Leonotis leonurus, lion's tail, 'carefree beauty' rose and Salvia 'indigo spires' are all blooming at once in the cutting garden.
 Our recent rains have been good for these salvias.  In times of drought, they really fade back.
 Plenty of chow for pollinators in this garden!
I planted a few 4" pots of Limonium sinuatum, (statice) in the garden last month.  After all, a cutting garden needs some of this bouquet staple, doesn't it?
The Echinacea reseed in this small spot and come back in droves, year after year.
Behind the pool, the transplanted Salvia 'Amistad' adapted very well and is bordered by yellow bulbine.
Behind our fence, the oleander I planted last year as a screen is doing its job.  I will probably add a few more this year so we can start taking out some cedars.
The Loropetalum 'ever red' in the front bed makes a dramatic statement.
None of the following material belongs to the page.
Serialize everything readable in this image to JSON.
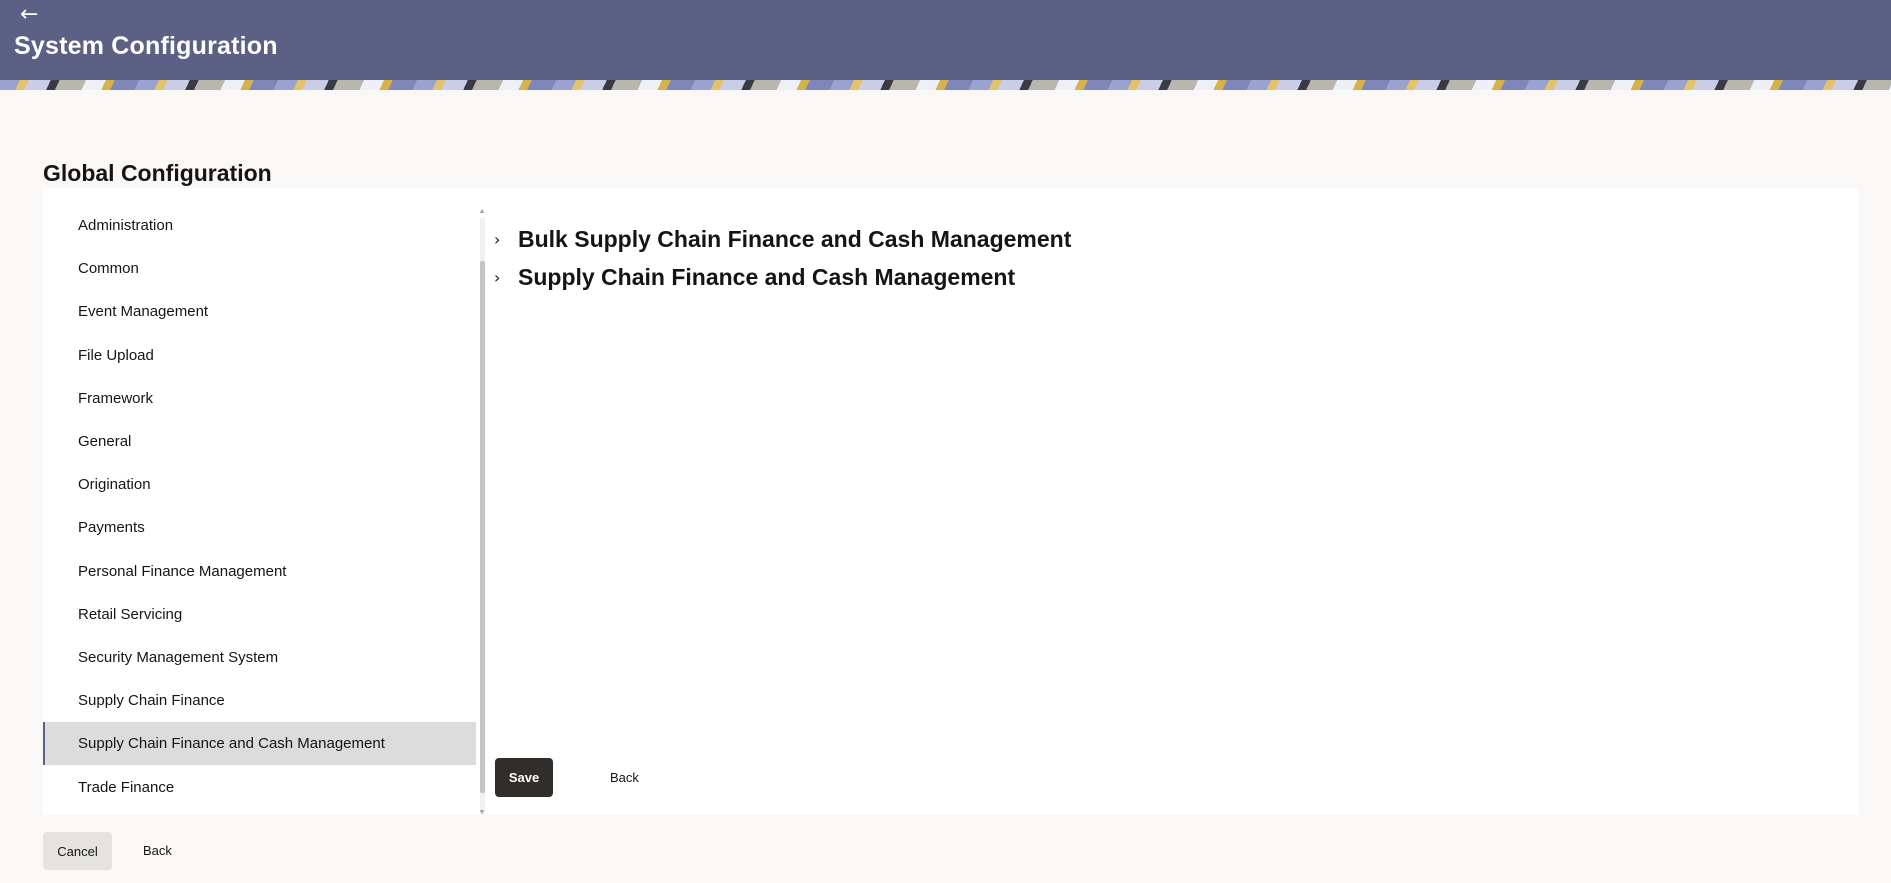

The Texas Yellow Star, or Lindheimera texana daisy, reseeded into my decomposed granite path and now towers above all of the other low-growers.  It doesn't really matter, though, because the bluebonnets and wine cups have already taken over the entire path, so the yellow star can be right at home.

We may be in for an early, hot summer, but I'm ok with that since I've enjoyed so many beautiful early blooms in the garden.  What's blooming in your garden today?